Items listed in a dataset
[Start of section]

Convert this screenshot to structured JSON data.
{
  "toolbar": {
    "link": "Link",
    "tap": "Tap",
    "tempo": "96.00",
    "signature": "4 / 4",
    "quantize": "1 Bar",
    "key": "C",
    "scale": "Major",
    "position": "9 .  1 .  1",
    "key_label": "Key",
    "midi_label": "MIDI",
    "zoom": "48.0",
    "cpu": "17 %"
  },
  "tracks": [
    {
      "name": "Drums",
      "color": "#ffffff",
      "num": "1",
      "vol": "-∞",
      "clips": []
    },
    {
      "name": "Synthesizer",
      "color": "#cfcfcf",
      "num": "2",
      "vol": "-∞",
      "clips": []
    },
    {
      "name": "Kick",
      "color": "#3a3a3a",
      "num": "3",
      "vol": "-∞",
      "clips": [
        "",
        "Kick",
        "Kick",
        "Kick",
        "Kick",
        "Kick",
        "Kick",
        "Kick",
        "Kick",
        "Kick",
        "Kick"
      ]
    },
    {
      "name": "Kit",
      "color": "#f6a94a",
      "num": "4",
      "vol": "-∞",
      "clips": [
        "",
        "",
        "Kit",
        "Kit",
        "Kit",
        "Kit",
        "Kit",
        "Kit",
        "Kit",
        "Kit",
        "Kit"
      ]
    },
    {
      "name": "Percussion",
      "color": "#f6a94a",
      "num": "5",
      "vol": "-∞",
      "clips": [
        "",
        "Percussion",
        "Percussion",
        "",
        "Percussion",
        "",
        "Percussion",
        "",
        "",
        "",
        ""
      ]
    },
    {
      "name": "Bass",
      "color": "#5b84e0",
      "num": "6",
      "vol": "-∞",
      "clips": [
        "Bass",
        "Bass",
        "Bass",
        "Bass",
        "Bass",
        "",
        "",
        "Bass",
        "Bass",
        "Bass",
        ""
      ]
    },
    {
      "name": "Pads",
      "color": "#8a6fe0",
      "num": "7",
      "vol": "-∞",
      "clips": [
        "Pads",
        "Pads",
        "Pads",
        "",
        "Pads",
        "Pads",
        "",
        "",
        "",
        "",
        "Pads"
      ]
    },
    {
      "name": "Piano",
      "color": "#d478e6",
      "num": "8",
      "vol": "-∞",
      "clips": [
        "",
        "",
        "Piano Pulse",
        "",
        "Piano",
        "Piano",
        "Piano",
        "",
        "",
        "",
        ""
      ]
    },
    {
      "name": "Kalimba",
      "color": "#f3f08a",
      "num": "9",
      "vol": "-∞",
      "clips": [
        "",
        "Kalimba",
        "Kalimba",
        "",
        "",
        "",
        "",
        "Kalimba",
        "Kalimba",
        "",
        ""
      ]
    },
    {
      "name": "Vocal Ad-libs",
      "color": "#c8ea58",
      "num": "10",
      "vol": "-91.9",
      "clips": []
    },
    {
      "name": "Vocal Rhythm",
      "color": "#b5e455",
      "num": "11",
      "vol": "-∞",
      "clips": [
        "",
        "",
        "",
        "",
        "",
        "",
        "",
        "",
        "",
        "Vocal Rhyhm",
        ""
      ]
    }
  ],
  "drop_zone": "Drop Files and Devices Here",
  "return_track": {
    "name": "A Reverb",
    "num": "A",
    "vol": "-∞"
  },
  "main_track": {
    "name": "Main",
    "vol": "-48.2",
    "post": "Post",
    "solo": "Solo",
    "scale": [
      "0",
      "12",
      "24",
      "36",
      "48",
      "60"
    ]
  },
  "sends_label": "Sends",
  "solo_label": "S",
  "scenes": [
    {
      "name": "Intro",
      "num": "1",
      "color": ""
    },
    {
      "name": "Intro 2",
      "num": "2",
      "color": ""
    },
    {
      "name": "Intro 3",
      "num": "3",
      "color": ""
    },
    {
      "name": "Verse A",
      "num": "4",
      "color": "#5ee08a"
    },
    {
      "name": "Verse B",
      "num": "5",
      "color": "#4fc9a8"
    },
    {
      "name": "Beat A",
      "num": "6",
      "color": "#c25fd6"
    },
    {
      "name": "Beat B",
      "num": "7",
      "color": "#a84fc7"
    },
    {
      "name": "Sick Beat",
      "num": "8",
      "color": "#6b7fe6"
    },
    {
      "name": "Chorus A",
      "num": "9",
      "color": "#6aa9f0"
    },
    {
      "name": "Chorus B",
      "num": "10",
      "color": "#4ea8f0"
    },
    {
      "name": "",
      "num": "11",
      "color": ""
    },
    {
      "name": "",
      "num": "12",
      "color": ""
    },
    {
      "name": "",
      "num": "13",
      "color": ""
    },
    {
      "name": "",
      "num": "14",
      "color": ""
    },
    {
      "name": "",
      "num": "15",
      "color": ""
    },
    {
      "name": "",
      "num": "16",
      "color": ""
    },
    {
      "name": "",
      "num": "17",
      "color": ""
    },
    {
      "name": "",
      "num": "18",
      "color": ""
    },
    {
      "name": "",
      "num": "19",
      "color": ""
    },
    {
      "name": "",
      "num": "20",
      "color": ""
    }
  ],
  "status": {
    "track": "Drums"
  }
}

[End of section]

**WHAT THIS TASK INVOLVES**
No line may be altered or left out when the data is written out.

**SOLUTION FOR THIS PROBLEM**
Convert this screenshot to structured JSON data.
{
  "toolbar": {
    "link": "Link",
    "tap": "Tap",
    "tempo": "96.00",
    "signature": "4 / 4",
    "quantize": "1 Bar",
    "key": "C",
    "scale": "Major",
    "position": "9 .  1 .  1",
    "key_label": "Key",
    "midi_label": "MIDI",
    "zoom": "48.0",
    "cpu": "17 %"
  },
  "tracks": [
    {
      "name": "Drums",
      "color": "#ffffff",
      "num": "1",
      "vol": "-∞",
      "clips": []
    },
    {
      "name": "Synthesizer",
      "color": "#cfcfcf",
      "num": "2",
      "vol": "-∞",
      "clips": []
    },
    {
      "name": "Kick",
      "color": "#3a3a3a",
      "num": "3",
      "vol": "-∞",
      "clips": [
        "",
        "Kick",
        "Kick",
        "Kick",
        "Kick",
        "Kick",
        "Kick",
        "Kick",
        "Kick",
        "Kick",
        "Kick"
      ]
    },
    {
      "name": "Kit",
      "color": "#f6a94a",
      "num": "4",
      "vol": "-∞",
      "clips": [
        "",
        "",
        "Kit",
        "Kit",
        "Kit",
        "Kit",
        "Kit",
        "Kit",
        "Kit",
        "Kit",
        "Kit"
      ]
    },
    {
      "name": "Percussion",
      "color": "#f6a94a",
      "num": "5",
      "vol": "-∞",
      "clips": [
        "",
        "Percussion",
        "Percussion",
        "",
        "Percussion",
        "",
        "Percussion",
        "",
        "",
        "",
        ""
      ]
    },
    {
      "name": "Bass",
      "color": "#5b84e0",
      "num": "6",
      "vol": "-∞",
      "clips": [
        "Bass",
        "Bass",
        "Bass",
        "Bass",
        "Bass",
        "",
        "",
        "Bass",
        "Bass",
        "Bass",
        ""
      ]
    },
    {
      "name": "Pads",
      "color": "#8a6fe0",
      "num": "7",
      "vol": "-∞",
      "clips": [
        "Pads",
        "Pads",
        "Pads",
        "",
        "Pads",
        "Pads",
        "",
        "",
        "",
        "",
        "Pads"
      ]
    },
    {
      "name": "Piano",
      "color": "#d478e6",
      "num": "8",
      "vol": "-∞",
      "clips": [
        "",
        "",
        "Piano Pulse",
        "",
        "Piano",
        "Piano",
        "Piano",
        "",
        "",
        "",
        ""
      ]
    },
    {
      "name": "Kalimba",
      "color": "#f3f08a",
      "num": "9",
      "vol": "-∞",
      "clips": [
        "",
        "Kalimba",
        "Kalimba",
        "",
        "",
        "",
        "",
        "Kalimba",
        "Kalimba",
        "",
        ""
      ]
    },
    {
      "name": "Vocal Ad-libs",
      "color": "#c8ea58",
      "num": "10",
      "vol": "-91.9",
      "clips": []
    },
    {
      "name": "Vocal Rhythm",
      "color": "#b5e455",
      "num": "11",
      "vol": "-∞",
      "clips": [
        "",
        "",
        "",
        "",
        "",
        "",
        "",
        "",
        "",
        "Vocal Rhyhm",
        ""
      ]
    }
  ],
  "drop_zone": "Drop Files and Devices Here",
  "return_track": {
    "name": "A Reverb",
    "num": "A",
    "vol": "-∞"
  },
  "main_track": {
    "name": "Main",
    "vol": "-48.2",
    "post": "Post",
    "solo": "Solo",
    "scale": [
      "0",
      "12",
      "24",
      "36",
      "48",
      "60"
    ]
  },
  "sends_label": "Sends",
  "solo_label": "S",
  "scenes": [
    {
      "name": "Intro",
      "num": "1",
      "color": ""
    },
    {
      "name": "Intro 2",
      "num": "2",
      "color": ""
    },
    {
      "name": "Intro 3",
      "num": "3",
      "color": ""
    },
    {
      "name": "Verse A",
      "num": "4",
      "color": "#5ee08a"
    },
    {
      "name": "Verse B",
      "num": "5",
      "color": "#4fc9a8"
    },
    {
      "name": "Beat A",
      "num": "6",
      "color": "#c25fd6"
    },
    {
      "name": "Beat B",
      "num": "7",
      "color": "#a84fc7"
    },
    {
      "name": "Sick Beat",
      "num": "8",
      "color": "#6b7fe6"
    },
    {
      "name": "Chorus A",
      "num": "9",
      "color": "#6aa9f0"
    },
    {
      "name": "Chorus B",
      "num": "10",
      "color": "#4ea8f0"
    },
    {
      "name": "",
      "num": "11",
      "color": ""
    },
    {
      "name": "",
      "num": "12",
      "color": ""
    },
    {
      "name": "",
      "num": "13",
      "color": ""
    },
    {
      "name": "",
      "num": "14",
      "color": ""
    },
    {
      "name": "",
      "num": "15",
      "color": ""
    },
    {
      "name": "",
      "num": "16",
      "color": ""
    },
    {
      "name": "",
      "num": "17",
      "color": ""
    },
    {
      "name": "",
      "num": "18",
      "color": ""
    },
    {
      "name": "",
      "num": "19",
      "color": ""
    },
    {
      "name": "",
      "num": "20",
      "color": ""
    }
  ],
  "status": {
    "track": "Drums"
  }
}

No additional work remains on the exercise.